AI appears to be absorbing the heat often directed at Bitcoin related to electricity consumption and environmental harm since OpenAI's ChatGPT surged to popularity late last year.

According to Hive Digital Technologies, a firm with its feet planted in both industries-such concerns will prove just as overblown for the former as it did for the latter.

We'll see apocalyptic predictions about AI's energy use fall flat, according to HIVE Research Director Adam Sharp on Monday. According to Newsweek, Bitcoin would consume 100% of the world's energy by 2020, which is an example of its prediction in 2017 that Bitcoin would consume 100% of the world's energy by 2020.

To succeed, both Bitcoin and AI require energy-intensive computer hardware, the first to secure the blockchain that immortalizes every Bitcoin transaction, and the second to handle user requests and complete calculations.

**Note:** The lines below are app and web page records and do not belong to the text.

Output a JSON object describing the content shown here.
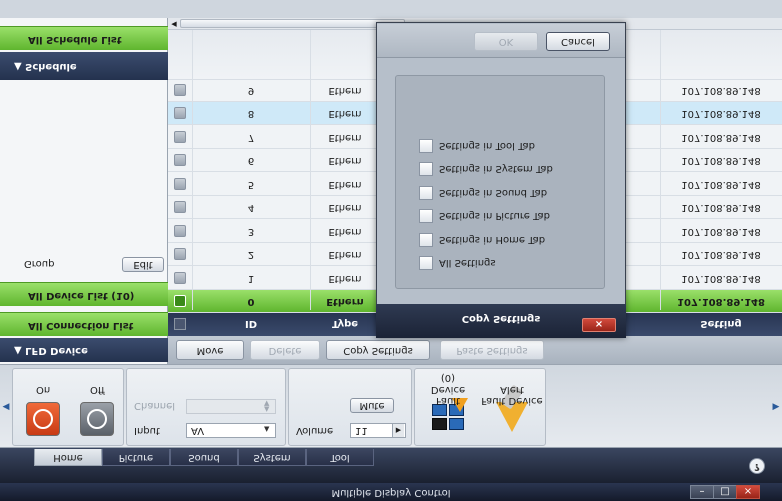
{
  "app": {
    "title": "Multiple Display Control",
    "window_buttons": [
      "–",
      "□",
      "×"
    ],
    "help_label": "?"
  },
  "tabs": [
    {
      "label": "Home",
      "active": true
    },
    {
      "label": "Picture",
      "active": false
    },
    {
      "label": "Sound",
      "active": false
    },
    {
      "label": "System",
      "active": false
    },
    {
      "label": "Tool",
      "active": false
    }
  ],
  "power": {
    "on_label": "On",
    "off_label": "Off"
  },
  "input": {
    "channel_label": "Channel",
    "input_label": "Input",
    "input_value": "AV"
  },
  "volume": {
    "label": "Volume",
    "value": "11",
    "mute_label": "Mute"
  },
  "faults": {
    "fault_device_label": "Fault Device",
    "fault_device_count": "(0)",
    "alert_label": "Fault Device Alert"
  },
  "left_panel": {
    "lfd_device": "LFD Device",
    "all_connection_list": "All Connection List",
    "all_device_list": "All Device List (10)",
    "group_label": "Group",
    "edit_label": "Edit",
    "schedule": "Schedule",
    "all_schedule_list": "All Schedule List"
  },
  "action_bar": {
    "move": "Move",
    "delete": "Delete",
    "copy_settings": "Copy Settings",
    "paste_settings": "Paste Settings"
  },
  "table": {
    "columns": [
      "ID",
      "Type",
      "Setting"
    ],
    "rows": [
      {
        "id": "0",
        "type": "Ethern",
        "ip": "107.108.89.148",
        "state": "green"
      },
      {
        "id": "1",
        "type": "Ethern",
        "ip": "107.108.89.148",
        "state": "normal"
      },
      {
        "id": "2",
        "type": "Ethern",
        "ip": "107.108.89.148",
        "state": "normal"
      },
      {
        "id": "3",
        "type": "Ethern",
        "ip": "107.108.89.148",
        "state": "normal"
      },
      {
        "id": "4",
        "type": "Ethern",
        "ip": "107.108.89.148",
        "state": "normal"
      },
      {
        "id": "5",
        "type": "Ethern",
        "ip": "107.108.89.148",
        "state": "normal"
      },
      {
        "id": "6",
        "type": "Ethern",
        "ip": "107.108.89.148",
        "state": "normal"
      },
      {
        "id": "7",
        "type": "Ethern",
        "ip": "107.108.89.148",
        "state": "normal"
      },
      {
        "id": "8",
        "type": "Ethern",
        "ip": "107.108.89.148",
        "state": "selected"
      },
      {
        "id": "9",
        "type": "Ethern",
        "ip": "107.108.89.148",
        "state": "normal"
      }
    ]
  },
  "dialog": {
    "title": "Copy Settings",
    "close_label": "×",
    "options": [
      "All Settings",
      "Settings in Home Tab",
      "Settings in Picture Tab",
      "Settings in Sound Tab",
      "Settings in System Tab",
      "Settings in Tool Tab"
    ],
    "ok_label": "OK",
    "cancel_label": "Cancel"
  }
}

Back in May, a Gizmodo article suggested that the cooling systems needed to support ChatGPT's AI amount to dumping a large bottle of fresh water out on the ground for every average conversational exchange with the chatbot. Last week, coinMetrics founder Nic Carter compared this measure to inaccurate 'per transaction energy cost' metrics often used to exaggerate Bitcoin's power consumption.

HIVE has a long history with Bitcoin mining, and they're now embracing high-performance computing by leveraging its existing data centers and old Ethereum mining rigs for the job.

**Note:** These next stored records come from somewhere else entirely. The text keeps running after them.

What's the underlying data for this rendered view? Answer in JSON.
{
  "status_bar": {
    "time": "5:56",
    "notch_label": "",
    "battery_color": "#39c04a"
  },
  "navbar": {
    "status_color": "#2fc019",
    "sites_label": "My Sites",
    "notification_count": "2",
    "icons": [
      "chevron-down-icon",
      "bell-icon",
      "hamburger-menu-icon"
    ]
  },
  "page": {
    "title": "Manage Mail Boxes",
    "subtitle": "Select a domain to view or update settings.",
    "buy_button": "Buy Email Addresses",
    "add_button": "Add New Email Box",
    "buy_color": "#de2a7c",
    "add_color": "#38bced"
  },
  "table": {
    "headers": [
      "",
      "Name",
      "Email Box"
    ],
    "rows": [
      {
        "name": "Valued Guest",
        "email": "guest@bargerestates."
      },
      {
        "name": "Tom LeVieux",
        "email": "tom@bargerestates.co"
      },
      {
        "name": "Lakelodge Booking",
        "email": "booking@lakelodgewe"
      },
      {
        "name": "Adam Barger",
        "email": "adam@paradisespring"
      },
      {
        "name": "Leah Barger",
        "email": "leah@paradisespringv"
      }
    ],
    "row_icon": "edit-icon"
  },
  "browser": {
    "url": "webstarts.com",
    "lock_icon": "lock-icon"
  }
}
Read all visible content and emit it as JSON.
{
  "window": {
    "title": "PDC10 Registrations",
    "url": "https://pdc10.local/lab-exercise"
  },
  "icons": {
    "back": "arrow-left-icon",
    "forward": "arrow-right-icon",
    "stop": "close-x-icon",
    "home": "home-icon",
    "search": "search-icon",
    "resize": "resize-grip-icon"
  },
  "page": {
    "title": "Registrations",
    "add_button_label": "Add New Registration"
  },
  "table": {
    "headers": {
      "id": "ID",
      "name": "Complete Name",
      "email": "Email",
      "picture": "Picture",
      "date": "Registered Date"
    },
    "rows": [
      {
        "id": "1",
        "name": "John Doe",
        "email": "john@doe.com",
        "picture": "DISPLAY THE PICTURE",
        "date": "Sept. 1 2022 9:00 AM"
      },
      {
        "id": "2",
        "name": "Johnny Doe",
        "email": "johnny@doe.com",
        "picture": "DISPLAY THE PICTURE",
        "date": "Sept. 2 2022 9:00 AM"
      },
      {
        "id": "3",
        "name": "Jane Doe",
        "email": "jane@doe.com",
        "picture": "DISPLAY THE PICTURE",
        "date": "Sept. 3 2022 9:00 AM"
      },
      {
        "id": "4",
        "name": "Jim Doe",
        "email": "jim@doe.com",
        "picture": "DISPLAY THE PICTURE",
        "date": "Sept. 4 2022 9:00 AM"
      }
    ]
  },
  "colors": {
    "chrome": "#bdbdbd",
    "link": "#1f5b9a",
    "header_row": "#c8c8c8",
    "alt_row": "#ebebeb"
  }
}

Like Bitcoin, HPC providers are looking to find out sources of renewable energy to power operations. Bitcoin's growth is evidenced by a growing literature that over half of the industry could be powered by sustainable energy, making it one of the most environmentally-friendly industries on the planet.

When asked whether AI's growth might lower Bitcoin's hash rate as miners change business structures to accommodate the industry, the researcher said: 'It's possible. But, limitations on the number of NVIDIA GPUs available and the time required to transition business models will likely limit how fast Bitcoin's network security can drop.

''I think we have to worry about the hashrate going to dangerous levels,'' he said. It's probably too much hashrate operating, and even more coming online.